== WORK INSTRUCTIONS ==
Records follow. Copy every line with "value".

== THE DATA ==
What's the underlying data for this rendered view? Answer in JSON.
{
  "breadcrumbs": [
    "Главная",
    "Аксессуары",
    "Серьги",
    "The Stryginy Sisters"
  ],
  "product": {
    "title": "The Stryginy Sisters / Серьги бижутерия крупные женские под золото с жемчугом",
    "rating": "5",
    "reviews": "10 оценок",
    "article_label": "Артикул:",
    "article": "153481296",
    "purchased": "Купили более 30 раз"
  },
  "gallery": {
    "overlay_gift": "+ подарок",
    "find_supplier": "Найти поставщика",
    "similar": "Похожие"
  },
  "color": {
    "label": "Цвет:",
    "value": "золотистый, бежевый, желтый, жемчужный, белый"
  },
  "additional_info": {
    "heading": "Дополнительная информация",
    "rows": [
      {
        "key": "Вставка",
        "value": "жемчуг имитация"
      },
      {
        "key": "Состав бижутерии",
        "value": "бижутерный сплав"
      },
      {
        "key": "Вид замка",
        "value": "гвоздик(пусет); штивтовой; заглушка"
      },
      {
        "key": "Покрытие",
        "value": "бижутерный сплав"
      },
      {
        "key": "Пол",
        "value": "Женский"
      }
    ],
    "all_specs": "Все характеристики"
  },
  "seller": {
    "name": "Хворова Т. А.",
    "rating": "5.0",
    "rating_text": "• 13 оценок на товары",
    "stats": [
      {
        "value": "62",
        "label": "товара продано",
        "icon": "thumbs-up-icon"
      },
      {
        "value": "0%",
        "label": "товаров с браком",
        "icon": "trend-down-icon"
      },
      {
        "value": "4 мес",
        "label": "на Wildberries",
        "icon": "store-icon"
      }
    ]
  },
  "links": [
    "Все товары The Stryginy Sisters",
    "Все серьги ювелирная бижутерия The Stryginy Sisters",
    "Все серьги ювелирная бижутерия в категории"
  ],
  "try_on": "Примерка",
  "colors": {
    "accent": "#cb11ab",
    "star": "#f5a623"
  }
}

== EXERCISE RESULT ==
    "value": "золотистый, бежевый, желтый, жемчужный, белый"
        "value": "жемчуг имитация"
        "value": "бижутерный сплав"
        "value": "гвоздик(пусет); штивтовой; заглушка"
        "value": "бижутерный сплав"
        "value": "Женский"
        "value": "62",
        "value": "0%",
        "value": "4 мес",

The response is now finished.